This year I hesitated to make any New Year resolutions. Why? Because for the last five years, at least, they remain the same:
Write the book.
Lose the weight.
The only thing that changed was the pounds I wanted to drop. They increased yearly. Now it’s 20 pounds! I felt defeated. Depressed.
But something has happened to make me feel positive in reaching my goals after all. When I took my walk yesterday, I put in my ear buds and tuned my I-Phone to The Peoples’ Pharmacy podcast. The show I heard had aired on December 31st and was entitled “Willpower Science.” For the next forty minutes or so I listened to Kelly McGonigal PhD, psychology instructor at Stanford University and a health educator for the School of Medicine Health Improvement Program, discuss reasons why we often fail in keeping our New Year’s resolutions. The take-home message that most attracted me was twofold.
First, think about what you really want. What you are willing to do to achieve it? And what will your life be like if it happens? Not just next year but in two years from now. How proud will you feel if you do achieve your goal? Or the regret you will feel not having made the change.
(I must add here Dr. McGonigal suggests small goals like exercising five minutes a day and increasing slowly. Success breeds success.)
Second, we need to feel self-compassion and self-forgiveness. When we slip up, we shouldn’t chastise ourselves and give up but realize we are human. Guilt and shame undermine our ability to get back on track.

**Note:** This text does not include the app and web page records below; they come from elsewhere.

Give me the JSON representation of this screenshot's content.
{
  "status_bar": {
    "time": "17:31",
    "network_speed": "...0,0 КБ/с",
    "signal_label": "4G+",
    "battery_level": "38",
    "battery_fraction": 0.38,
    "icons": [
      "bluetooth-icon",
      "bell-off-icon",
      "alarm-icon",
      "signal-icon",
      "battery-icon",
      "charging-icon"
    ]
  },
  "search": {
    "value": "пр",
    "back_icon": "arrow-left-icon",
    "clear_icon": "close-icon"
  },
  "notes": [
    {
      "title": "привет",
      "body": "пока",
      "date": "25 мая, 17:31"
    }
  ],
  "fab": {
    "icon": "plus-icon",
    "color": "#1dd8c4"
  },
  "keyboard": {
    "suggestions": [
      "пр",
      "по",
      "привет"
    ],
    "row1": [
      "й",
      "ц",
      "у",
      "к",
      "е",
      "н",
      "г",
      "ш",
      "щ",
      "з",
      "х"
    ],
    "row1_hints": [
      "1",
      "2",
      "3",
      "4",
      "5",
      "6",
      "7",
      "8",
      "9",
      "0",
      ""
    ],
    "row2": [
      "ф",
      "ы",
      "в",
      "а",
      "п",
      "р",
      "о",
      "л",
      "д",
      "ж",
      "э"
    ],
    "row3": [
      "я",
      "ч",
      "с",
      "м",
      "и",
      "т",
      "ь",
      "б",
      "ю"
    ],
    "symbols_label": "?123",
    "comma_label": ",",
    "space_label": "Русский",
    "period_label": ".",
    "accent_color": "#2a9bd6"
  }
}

Okay, none of this is really new. But the science behind these statements helped me better understand how willpower works or doesn’t work. Check out Dr. McGonigal’s web site and her book, The Willpower Instinct: How Self-Control Works, Why It Matters, And What You Can Do To Get More Of It.
It was serendipitous that I connected to this podcast. I’ll apply the lessons I learned so I don’t have to repeat 2012 resolutions in 2013.
I wish each of you a new year free of guilt and stress.
Be good to yourselves.
I’m putting off making a pumpkin pie for our Christmas dinner to share my delight upon reading Theresa Brown’s Op Ed piece, Looking for a Place to Die, in the New York Times this past Thursday. It’s a sad story but it shows how one nurse can make a difference.
If you doubt the significance of seeing a nurse’s by-line in such a prestigious newspaper, read about how nurses are nearly invisible when doctors write about health care. And check out my friend, Lois Roelofs’ blog, What do nurses really do?, that clued me into The Truth About Nursing, an organization founded by a nurse, Sandy Summers.
Here’s hoping that 2012 will be the year nurses are no longer invisible in the mass media.
Now back to that Pumpkin pie.
I was listening to my long time friend, fellow writer and nurse, Lois Roelofs being interviewed on the Laura Dion Jones Show from Illinois on WRMN 1410, last week. With my I-Pad up to my ear, I settled in a comfy chair in the living room of my daughter’s home in Raleigh. For the next half hour, my four-year-old grandson repeatedly circled my chair, lunged at the dog, and jumped on his eight-year-old brother who was playing Mario Kart and protested loudly. Besides ignoring my grandsons, I ignored the ringing phone and hoped no one would press the doorbell.
Lois wrote a book: Caring Lessons: A Nursing Professor’s Journey of Faith and Self. Lois not only promoted her book but also discussed the special characteristics of the nursing profession. She told Laura’s audience that nurses are not just caring but use manual dexterity along with cognitive and social skills in their interactions with patients. “It’s an intellectually vigorous profession.” And the ultimate multitasking profession, I might add. Anyone who has been hospitalized will appreciate the benefits of a being cared for by a competent and compassionate nurse.
Lois and I met years ago in a baccalaureate-nursing program. We share the same irreverent sense of humor and the love of nursing. And the belief nurses have an important message to share with the public—how and why we make a difference. Lois does a good job during the interview to make this point.
Listen for yourself. Brew a cup of tea. Click and fast forward into the broadcast to 3:05 minutes and hear Lois promote her book and the nursing profession.